And I watched one called A Blue Automobile (青い車), with Aoi Miyazaki and Arata. OK, that doesn't mean that much to me because I don't keep up with the movie stars. But it was kind of dark and kind of funky. Good light. From 2004.
I made this cornbread tonight and I have more movies. Call me when the typhoon's blown past.

Wednesday, October 07, 2009

small and lovely

I am addicted to tiny happy.
(I adore Moomins too. The books are so good! They aren't just the cute characters that you see everywhere in Japan - the stories are really wonderful fairy tales, with excellent quality writing.)

Tuesday, October 06, 2009

Olympia Greek Restaurant

I've been spending lots of time near Kannai station in Yokohama lately.
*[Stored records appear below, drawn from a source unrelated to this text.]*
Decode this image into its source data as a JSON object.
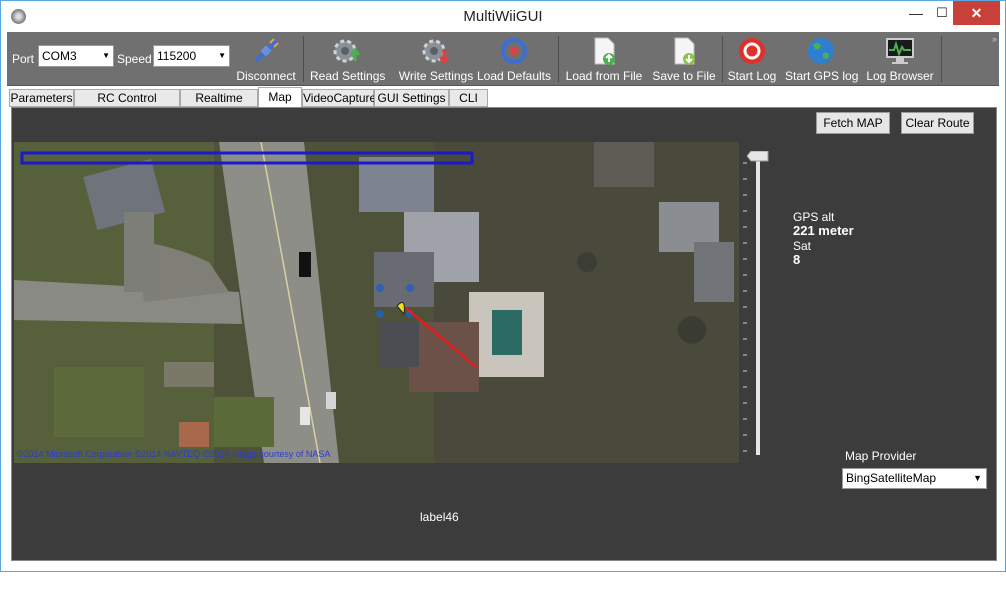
{
  "window": {
    "title": "MultiWiiGUI"
  },
  "toolbar": {
    "port_label": "Port",
    "port_value": "COM3",
    "speed_label": "Speed",
    "speed_value": "115200",
    "buttons": [
      {
        "label": "Disconnect",
        "icon": "plug-icon"
      },
      {
        "label": "Read Settings",
        "icon": "gear-up-icon"
      },
      {
        "label": "Write Settings",
        "icon": "gear-down-icon"
      },
      {
        "label": "Load Defaults",
        "icon": "reset-icon"
      },
      {
        "label": "Load from File",
        "icon": "file-load-icon"
      },
      {
        "label": "Save to File",
        "icon": "file-save-icon"
      },
      {
        "label": "Start Log",
        "icon": "record-icon"
      },
      {
        "label": "Start GPS log",
        "icon": "globe-icon"
      },
      {
        "label": "Log Browser",
        "icon": "monitor-icon"
      }
    ]
  },
  "tabs": [
    {
      "label": "Parameters"
    },
    {
      "label": "RC Control Settings"
    },
    {
      "label": "Realtime Data"
    },
    {
      "label": "Map",
      "active": true
    },
    {
      "label": "VideoCapture"
    },
    {
      "label": "GUI Settings"
    },
    {
      "label": "CLI"
    }
  ],
  "map_panel": {
    "fetch_map_label": "Fetch MAP",
    "clear_route_label": "Clear Route",
    "copyright": "©2014 Microsoft Corporation ©2014 NAVTEQ ©2014 Image courtesy of NASA",
    "gps_alt_label": "GPS alt",
    "gps_alt_value": "221 meter",
    "sat_label": "Sat",
    "sat_value": "8",
    "provider_label": "Map Provider",
    "provider_value": "BingSatelliteMap",
    "status_label": "label46"
  },
  "colors": {
    "toolbar_bg": "#707070",
    "panel_bg": "#3c3c3c",
    "close_btn": "#c7403a"
  }
}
It's a pretty area, and there are many good shops and restaurants. I found this one randomly while looking for a dinner spot: Olympia. This Greek restaurant was homey and wooden inside, and felt like being in the hull of a boat. There were lots of things for me to eat: I got Greek salad, fried eggplant with garlic potatoes, spanokopita, and baklava. Yay for tasty veg choices! I also took the opportunity to nerd out and talk about mythology: Hera and Zeus and Achilles and my ...eponym? What's the opposite of namesake?

Sunday, October 04, 2009


This site has been threatening to go live for awhile, and it's finally up. I'm providing some content for it. The Mumbai page looks really interesting.

Friday, October 02, 2009

Snow Brand

Don't talk shit. Sometimes my neighborhood is the best.
This reminds me of this vending machine that was near my house when I was a kid, brightly colored soda pop in glass bottles, only ¥80 apiece. Vending machines are pretty cool, but with the whiz-bang pizazz that most machines have now, the older ones soon get shuffled off to the vending machine graveyard. Or probably they sell them to Malaysia and Thailand, which seems to be where JR trains go to retire.
Appetizing! (Click to enlarge, really, do.)

I promise I am going to go and see if this actually dispenses product. Next Tuesday.